## TASK
Can you output the records below exactly as they are written?

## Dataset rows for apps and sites
■ ■ ■ ■

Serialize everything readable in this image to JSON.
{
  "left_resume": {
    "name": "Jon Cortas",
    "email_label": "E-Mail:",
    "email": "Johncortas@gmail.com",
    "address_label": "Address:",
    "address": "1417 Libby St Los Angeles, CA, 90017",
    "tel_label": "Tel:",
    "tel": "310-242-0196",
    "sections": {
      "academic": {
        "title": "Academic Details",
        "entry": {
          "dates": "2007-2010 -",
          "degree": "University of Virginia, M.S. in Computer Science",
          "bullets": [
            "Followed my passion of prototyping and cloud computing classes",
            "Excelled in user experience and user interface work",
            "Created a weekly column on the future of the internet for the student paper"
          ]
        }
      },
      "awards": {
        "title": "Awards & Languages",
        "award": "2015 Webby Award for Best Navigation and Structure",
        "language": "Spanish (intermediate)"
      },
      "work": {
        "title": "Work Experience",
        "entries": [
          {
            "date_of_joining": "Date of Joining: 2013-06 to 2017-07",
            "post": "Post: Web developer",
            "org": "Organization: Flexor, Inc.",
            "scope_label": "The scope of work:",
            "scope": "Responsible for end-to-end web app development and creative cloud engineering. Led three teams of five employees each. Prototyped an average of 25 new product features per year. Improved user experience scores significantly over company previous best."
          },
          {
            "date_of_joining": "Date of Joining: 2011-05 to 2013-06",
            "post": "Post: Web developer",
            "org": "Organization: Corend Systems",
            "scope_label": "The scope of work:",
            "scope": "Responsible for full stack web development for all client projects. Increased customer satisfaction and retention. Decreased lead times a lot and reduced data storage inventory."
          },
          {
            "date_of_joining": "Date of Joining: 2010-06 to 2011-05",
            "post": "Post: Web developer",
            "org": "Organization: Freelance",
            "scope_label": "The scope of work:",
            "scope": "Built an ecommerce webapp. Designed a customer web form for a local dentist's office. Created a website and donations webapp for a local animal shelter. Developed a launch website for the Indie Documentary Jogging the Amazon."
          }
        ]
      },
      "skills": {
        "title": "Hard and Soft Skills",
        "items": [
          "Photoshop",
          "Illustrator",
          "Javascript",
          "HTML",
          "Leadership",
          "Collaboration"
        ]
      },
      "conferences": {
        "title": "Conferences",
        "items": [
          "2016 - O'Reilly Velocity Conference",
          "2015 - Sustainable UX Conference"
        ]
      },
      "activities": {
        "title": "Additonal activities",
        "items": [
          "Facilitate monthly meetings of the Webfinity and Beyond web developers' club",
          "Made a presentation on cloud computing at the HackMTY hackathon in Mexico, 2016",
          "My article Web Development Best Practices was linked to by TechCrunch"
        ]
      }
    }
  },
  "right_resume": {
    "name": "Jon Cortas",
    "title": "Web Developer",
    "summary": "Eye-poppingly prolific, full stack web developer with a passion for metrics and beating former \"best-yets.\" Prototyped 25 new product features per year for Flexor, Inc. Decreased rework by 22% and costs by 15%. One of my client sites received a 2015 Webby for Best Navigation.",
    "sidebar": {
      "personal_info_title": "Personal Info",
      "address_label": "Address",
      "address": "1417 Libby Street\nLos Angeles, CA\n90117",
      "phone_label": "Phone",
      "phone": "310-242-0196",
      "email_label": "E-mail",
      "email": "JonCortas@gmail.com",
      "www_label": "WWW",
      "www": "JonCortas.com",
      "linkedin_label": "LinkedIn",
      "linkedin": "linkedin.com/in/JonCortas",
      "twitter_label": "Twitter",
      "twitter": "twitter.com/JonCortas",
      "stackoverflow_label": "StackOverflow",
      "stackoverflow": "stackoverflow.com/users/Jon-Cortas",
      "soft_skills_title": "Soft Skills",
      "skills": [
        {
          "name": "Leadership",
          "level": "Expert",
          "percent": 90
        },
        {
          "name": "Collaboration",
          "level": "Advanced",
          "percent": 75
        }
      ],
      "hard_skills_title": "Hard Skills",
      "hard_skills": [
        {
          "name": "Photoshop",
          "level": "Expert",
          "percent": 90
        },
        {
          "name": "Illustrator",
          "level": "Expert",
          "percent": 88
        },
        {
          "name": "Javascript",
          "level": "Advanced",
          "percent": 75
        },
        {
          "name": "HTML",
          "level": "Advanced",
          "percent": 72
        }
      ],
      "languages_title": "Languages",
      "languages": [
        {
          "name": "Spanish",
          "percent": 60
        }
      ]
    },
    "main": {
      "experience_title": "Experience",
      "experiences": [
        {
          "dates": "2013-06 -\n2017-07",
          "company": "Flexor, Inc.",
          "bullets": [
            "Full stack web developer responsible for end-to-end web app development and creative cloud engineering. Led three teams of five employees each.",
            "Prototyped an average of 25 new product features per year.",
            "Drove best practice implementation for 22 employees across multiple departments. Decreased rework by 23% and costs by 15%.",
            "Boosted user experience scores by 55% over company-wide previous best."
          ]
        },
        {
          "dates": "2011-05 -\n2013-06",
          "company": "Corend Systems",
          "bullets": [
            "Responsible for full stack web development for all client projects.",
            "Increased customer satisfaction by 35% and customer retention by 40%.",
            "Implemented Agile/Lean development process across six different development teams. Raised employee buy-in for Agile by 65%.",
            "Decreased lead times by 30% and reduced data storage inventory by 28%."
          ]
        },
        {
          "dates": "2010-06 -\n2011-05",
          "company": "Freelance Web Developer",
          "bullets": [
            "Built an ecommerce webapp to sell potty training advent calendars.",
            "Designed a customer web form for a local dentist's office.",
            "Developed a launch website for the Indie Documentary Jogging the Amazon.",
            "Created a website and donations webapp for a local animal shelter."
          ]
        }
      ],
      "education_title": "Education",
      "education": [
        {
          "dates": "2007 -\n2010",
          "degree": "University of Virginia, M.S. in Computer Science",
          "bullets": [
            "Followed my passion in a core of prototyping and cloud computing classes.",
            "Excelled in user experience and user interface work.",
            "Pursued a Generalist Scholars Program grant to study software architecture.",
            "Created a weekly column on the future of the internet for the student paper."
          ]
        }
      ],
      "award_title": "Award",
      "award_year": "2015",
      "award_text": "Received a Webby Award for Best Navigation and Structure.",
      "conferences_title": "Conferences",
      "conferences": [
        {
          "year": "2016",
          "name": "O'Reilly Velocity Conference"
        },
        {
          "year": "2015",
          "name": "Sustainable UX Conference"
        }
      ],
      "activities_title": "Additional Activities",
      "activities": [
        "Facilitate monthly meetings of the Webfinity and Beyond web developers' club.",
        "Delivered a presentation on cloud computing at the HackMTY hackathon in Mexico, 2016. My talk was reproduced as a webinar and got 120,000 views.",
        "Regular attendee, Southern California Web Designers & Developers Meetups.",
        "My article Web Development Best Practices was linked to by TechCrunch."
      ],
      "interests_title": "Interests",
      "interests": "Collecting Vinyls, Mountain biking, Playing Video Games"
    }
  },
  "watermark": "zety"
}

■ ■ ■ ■

## SOLUTION TO THE EXERCISE
Serialize everything readable in this image to JSON.
{
  "left_resume": {
    "name": "Jon Cortas",
    "email_label": "E-Mail:",
    "email": "Johncortas@gmail.com",
    "address_label": "Address:",
    "address": "1417 Libby St Los Angeles, CA, 90017",
    "tel_label": "Tel:",
    "tel": "310-242-0196",
    "sections": {
      "academic": {
        "title": "Academic Details",
        "entry": {
          "dates": "2007-2010 -",
          "degree": "University of Virginia, M.S. in Computer Science",
          "bullets": [
            "Followed my passion of prototyping and cloud computing classes",
            "Excelled in user experience and user interface work",
            "Created a weekly column on the future of the internet for the student paper"
          ]
        }
      },
      "awards": {
        "title": "Awards & Languages",
        "award": "2015 Webby Award for Best Navigation and Structure",
        "language": "Spanish (intermediate)"
      },
      "work": {
        "title": "Work Experience",
        "entries": [
          {
            "date_of_joining": "Date of Joining: 2013-06 to 2017-07",
            "post": "Post: Web developer",
            "org": "Organization: Flexor, Inc.",
            "scope_label": "The scope of work:",
            "scope": "Responsible for end-to-end web app development and creative cloud engineering. Led three teams of five employees each. Prototyped an average of 25 new product features per year. Improved user experience scores significantly over company previous best."
          },
          {
            "date_of_joining": "Date of Joining: 2011-05 to 2013-06",
            "post": "Post: Web developer",
            "org": "Organization: Corend Systems",
            "scope_label": "The scope of work:",
            "scope": "Responsible for full stack web development for all client projects. Increased customer satisfaction and retention. Decreased lead times a lot and reduced data storage inventory."
          },
          {
            "date_of_joining": "Date of Joining: 2010-06 to 2011-05",
            "post": "Post: Web developer",
            "org": "Organization: Freelance",
            "scope_label": "The scope of work:",
            "scope": "Built an ecommerce webapp. Designed a customer web form for a local dentist's office. Created a website and donations webapp for a local animal shelter. Developed a launch website for the Indie Documentary Jogging the Amazon."
          }
        ]
      },
      "skills": {
        "title": "Hard and Soft Skills",
        "items": [
          "Photoshop",
          "Illustrator",
          "Javascript",
          "HTML",
          "Leadership",
          "Collaboration"
        ]
      },
      "conferences": {
        "title": "Conferences",
        "items": [
          "2016 - O'Reilly Velocity Conference",
          "2015 - Sustainable UX Conference"
        ]
      },
      "activities": {
        "title": "Additonal activities",
        "items": [
          "Facilitate monthly meetings of the Webfinity and Beyond web developers' club",
          "Made a presentation on cloud computing at the HackMTY hackathon in Mexico, 2016",
          "My article Web Development Best Practices was linked to by TechCrunch"
        ]
      }
    }
  },
  "right_resume": {
    "name": "Jon Cortas",
    "title": "Web Developer",
    "summary": "Eye-poppingly prolific, full stack web developer with a passion for metrics and beating former \"best-yets.\" Prototyped 25 new product features per year for Flexor, Inc. Decreased rework by 22% and costs by 15%. One of my client sites received a 2015 Webby for Best Navigation.",
    "sidebar": {
      "personal_info_title": "Personal Info",
      "address_label": "Address",
      "address": "1417 Libby Street\nLos Angeles, CA\n90117",
      "phone_label": "Phone",
      "phone": "310-242-0196",
      "email_label": "E-mail",
      "email": "JonCortas@gmail.com",
      "www_label": "WWW",
      "www": "JonCortas.com",
      "linkedin_label": "LinkedIn",
      "linkedin": "linkedin.com/in/JonCortas",
      "twitter_label": "Twitter",
      "twitter": "twitter.com/JonCortas",
      "stackoverflow_label": "StackOverflow",
      "stackoverflow": "stackoverflow.com/users/Jon-Cortas",
      "soft_skills_title": "Soft Skills",
      "skills": [
        {
          "name": "Leadership",
          "level": "Expert",
          "percent": 90
        },
        {
          "name": "Collaboration",
          "level": "Advanced",
          "percent": 75
        }
      ],
      "hard_skills_title": "Hard Skills",
      "hard_skills": [
        {
          "name": "Photoshop",
          "level": "Expert",
          "percent": 90
        },
        {
          "name": "Illustrator",
          "level": "Expert",
          "percent": 88
        },
        {
          "name": "Javascript",
          "level": "Advanced",
          "percent": 75
        },
        {
          "name": "HTML",
          "level": "Advanced",
          "percent": 72
        }
      ],
      "languages_title": "Languages",
      "languages": [
        {
          "name": "Spanish",
          "percent": 60
        }
      ]
    },
    "main": {
      "experience_title": "Experience",
      "experiences": [
        {
          "dates": "2013-06 -\n2017-07",
          "company": "Flexor, Inc.",
          "bullets": [
            "Full stack web developer responsible for end-to-end web app development and creative cloud engineering. Led three teams of five employees each.",
            "Prototyped an average of 25 new product features per year.",
            "Drove best practice implementation for 22 employees across multiple departments. Decreased rework by 23% and costs by 15%.",
            "Boosted user experience scores by 55% over company-wide previous best."
          ]
        },
        {
          "dates": "2011-05 -\n2013-06",
          "company": "Corend Systems",
          "bullets": [
            "Responsible for full stack web development for all client projects.",
            "Increased customer satisfaction by 35% and customer retention by 40%.",
            "Implemented Agile/Lean development process across six different development teams. Raised employee buy-in for Agile by 65%.",
            "Decreased lead times by 30% and reduced data storage inventory by 28%."
          ]
        },
        {
          "dates": "2010-06 -\n2011-05",
          "company": "Freelance Web Developer",
          "bullets": [
            "Built an ecommerce webapp to sell potty training advent calendars.",
            "Designed a customer web form for a local dentist's office.",
            "Developed a launch website for the Indie Documentary Jogging the Amazon.",
            "Created a website and donations webapp for a local animal shelter."
          ]
        }
      ],
      "education_title": "Education",
      "education": [
        {
          "dates": "2007 -\n2010",
          "degree": "University of Virginia, M.S. in Computer Science",
          "bullets": [
            "Followed my passion in a core of prototyping and cloud computing classes.",
            "Excelled in user experience and user interface work.",
            "Pursued a Generalist Scholars Program grant to study software architecture.",
            "Created a weekly column on the future of the internet for the student paper."
          ]
        }
      ],
      "award_title": "Award",
      "award_year": "2015",
      "award_text": "Received a Webby Award for Best Navigation and Structure.",
      "conferences_title": "Conferences",
      "conferences": [
        {
          "year": "2016",
          "name": "O'Reilly Velocity Conference"
        },
        {
          "year": "2015",
          "name": "Sustainable UX Conference"
        }
      ],
      "activities_title": "Additional Activities",
      "activities": [
        "Facilitate monthly meetings of the Webfinity and Beyond web developers' club.",
        "Delivered a presentation on cloud computing at the HackMTY hackathon in Mexico, 2016. My talk was reproduced as a webinar and got 120,000 views.",
        "Regular attendee, Southern California Web Designers & Developers Meetups.",
        "My article Web Development Best Practices was linked to by TechCrunch."
      ],
      "interests_title": "Interests",
      "interests": "Collecting Vinyls, Mountain biking, Playing Video Games"
    }
  },
  "watermark": "zety"
}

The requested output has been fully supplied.